The Role of Insulin in Muscle Gain and Fat Loss By Mike Westerdal of CriticalBench.com
Insulin is an important but often misunderstood hormone. It is perceived as having somewhat of a dual personality in that it is often viewed as being both a 'good guy' and a 'bad guy.' For instance, like IGF1, insulin can have an anabolic, positive impact on muscle growth and development. However, it has also been shown to contribute to an unwanted increase in body fat. This double-edged sword effect is the result of the multiple roles insulin plays in the metabolic system. Mostly due to misunderstanding and an underserved reputation as being a 'schizophrenic' hormone, many people have misconceptions about insulin and the various roles it plays in regulating the body's metabolism.
First of all, insulin is produced in the pancreas and fulfills important functions in regulating the energy and glucose metabolism in the body. In this role it is plays a key role in determining how our bodies make use of the energy obtained from the foods we eat. Consuming foods or beverages with high sugar content stimulates the release of insulin into the bloodstream to manage the spike in sugar. It does this by directing the sugar into the muscle cells and other organs for use as an energy source.
Insulin also plays an important role in regulating the body's cells including their growth and spurs cells in the liver, muscle, and fat tissue to take up glucose from the blood, storing it as glycogen in the liver and muscle. Glycogen is partially responsible for giving muscles their 'full' appearance but more important, it is the primary fuel source used by the body during resistance training activities. Increasing the storage capacity of glycogen in skeletal muscle cells provides the body with loads of energy during training. In addition, insulin helps to prevent the unnecessary breakdown of muscle proteins, resulting in more muscle being manufactured (anabolic) than is destroyed (catabolic), therefore increasing muscle mass.

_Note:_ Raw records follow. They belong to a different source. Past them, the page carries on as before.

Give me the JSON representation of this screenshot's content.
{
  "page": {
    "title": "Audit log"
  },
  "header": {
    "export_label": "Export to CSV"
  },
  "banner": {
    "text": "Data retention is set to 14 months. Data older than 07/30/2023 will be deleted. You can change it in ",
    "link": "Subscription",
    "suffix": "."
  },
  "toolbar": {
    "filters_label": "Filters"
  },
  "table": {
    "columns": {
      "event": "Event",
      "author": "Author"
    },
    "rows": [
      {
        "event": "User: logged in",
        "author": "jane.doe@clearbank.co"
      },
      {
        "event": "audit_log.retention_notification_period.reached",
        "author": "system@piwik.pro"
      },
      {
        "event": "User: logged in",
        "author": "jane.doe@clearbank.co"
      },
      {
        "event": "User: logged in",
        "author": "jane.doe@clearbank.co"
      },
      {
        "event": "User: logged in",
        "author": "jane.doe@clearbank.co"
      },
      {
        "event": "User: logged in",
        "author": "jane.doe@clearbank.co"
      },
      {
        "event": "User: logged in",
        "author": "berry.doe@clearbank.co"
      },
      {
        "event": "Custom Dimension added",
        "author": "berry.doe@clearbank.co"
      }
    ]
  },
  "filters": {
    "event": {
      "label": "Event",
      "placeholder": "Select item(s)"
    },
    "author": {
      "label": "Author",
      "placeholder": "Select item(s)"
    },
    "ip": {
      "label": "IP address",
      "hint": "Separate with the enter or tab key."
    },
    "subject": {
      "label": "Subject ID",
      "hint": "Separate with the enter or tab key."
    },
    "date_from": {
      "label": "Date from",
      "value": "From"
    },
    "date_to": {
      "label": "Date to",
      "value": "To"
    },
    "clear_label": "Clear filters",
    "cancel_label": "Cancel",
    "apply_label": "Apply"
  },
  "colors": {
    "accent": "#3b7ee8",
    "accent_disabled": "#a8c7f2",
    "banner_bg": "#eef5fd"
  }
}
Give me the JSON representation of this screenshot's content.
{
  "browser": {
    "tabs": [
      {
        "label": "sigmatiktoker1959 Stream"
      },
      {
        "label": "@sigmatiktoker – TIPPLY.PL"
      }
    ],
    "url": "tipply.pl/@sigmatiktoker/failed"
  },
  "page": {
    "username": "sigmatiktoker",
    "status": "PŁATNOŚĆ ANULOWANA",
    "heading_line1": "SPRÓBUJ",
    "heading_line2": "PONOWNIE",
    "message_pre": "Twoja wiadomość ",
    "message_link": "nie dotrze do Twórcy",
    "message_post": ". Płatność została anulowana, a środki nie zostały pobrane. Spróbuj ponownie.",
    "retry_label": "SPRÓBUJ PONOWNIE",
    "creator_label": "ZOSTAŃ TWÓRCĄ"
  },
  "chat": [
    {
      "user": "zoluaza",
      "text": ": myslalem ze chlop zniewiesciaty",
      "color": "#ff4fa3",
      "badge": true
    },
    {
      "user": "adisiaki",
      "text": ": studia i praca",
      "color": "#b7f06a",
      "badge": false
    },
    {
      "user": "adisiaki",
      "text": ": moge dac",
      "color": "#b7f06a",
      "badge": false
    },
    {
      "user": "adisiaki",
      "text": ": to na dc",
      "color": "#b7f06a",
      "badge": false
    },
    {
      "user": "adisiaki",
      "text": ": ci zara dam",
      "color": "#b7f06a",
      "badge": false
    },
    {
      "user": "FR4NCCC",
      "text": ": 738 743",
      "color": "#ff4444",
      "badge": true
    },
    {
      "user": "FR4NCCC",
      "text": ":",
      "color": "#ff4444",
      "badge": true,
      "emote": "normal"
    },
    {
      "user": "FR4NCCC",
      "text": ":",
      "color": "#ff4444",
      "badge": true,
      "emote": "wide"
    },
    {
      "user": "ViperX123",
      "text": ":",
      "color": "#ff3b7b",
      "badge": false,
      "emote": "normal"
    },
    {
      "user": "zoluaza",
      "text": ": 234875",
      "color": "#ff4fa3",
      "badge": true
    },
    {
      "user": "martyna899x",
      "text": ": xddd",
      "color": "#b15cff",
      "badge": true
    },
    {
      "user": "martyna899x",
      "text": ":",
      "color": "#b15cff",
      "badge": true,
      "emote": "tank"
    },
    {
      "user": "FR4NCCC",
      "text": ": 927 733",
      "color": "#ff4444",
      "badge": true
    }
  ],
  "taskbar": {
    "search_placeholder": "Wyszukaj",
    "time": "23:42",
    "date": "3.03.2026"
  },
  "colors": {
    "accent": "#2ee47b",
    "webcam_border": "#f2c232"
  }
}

As noted, insulin also influences the burning of body fat as a fuel source. However, when insulin levels are continuously high it inhibits the use of body fat as fuel. Lower levels of insulin are associated with enhanced fat burning capacity. Basically, an increase in the use of body fat as a fuel source is inversely correlated to lower levels of insulin in the bloodstream. But keeping insulin levels excessively low for extended periods inhibits muscle growth.
The complexity of insulin's impact on the metabolic system is due in large part to its interrelated relationships with both growth hormone and insulin-like growth factor 1 (IGF1), each of which has a strong anabolic effect in muscle cells. Remember that both insulin itself and IGF1 are viewed as anabolic agents that can inhibit the breakdown of muscle protein while simultaneously promoting DNA synthesis, amino acid uptake and muscle growth.
We already know that many different types of fat and muscle cells require insulin in order to be able to absorb glucose. But sometimes, the body develops a condition known as insulin resistance, which occurs when the muscle cells' insulin receptors become less receptive to the functions of insulin. As a result, not as much insulin enters the muscle cells and other organs, resulting in abnormally high glucose (sugar) levels in the bloodstream. This is known as insulin resistance, which has been shown to be contributing factor in the onset of type 2 diabetes.
As I mentioned, there are a great deal of misconceptions surrounding insulin and its role in muscle building and fat loss. Not surprisingly, these false ideas encourage many guys to take actions that they mistakenly believe will enhance insulin's muscle building and fat burning effects in their bodies. Severely limiting carb intake is one example of a tactic that is falsely believed to positively impact insulin's metabolic roles. They pursue this route in the hopes of minimizing insulin's activity but unfortunately, this strategy does not have the desired effect because it overlooks the important biological functions of insulin.
A better approach to optimizing insulin's role in muscle building and fat loss—while also maximizing the relationship between insulin and IGF1—is through periodic periods of fasting and undereating combined with strenuous exercise followed by post-recovery meals that include both proteins and carbs. The periods of fasting and undereating appear to facilitate an increase in both growth hormone and IFG1 receptors in the muscle cells. When followed up by a post-training meal that includes proteins and carbs, this finalizes the anabolic actions of both the growth hormone and the IGF1. The intake of carbs is essential because growth hormone and IGF1 anabolic actions are only fully activated when insulin levels are increased as they are when one consumes carbs.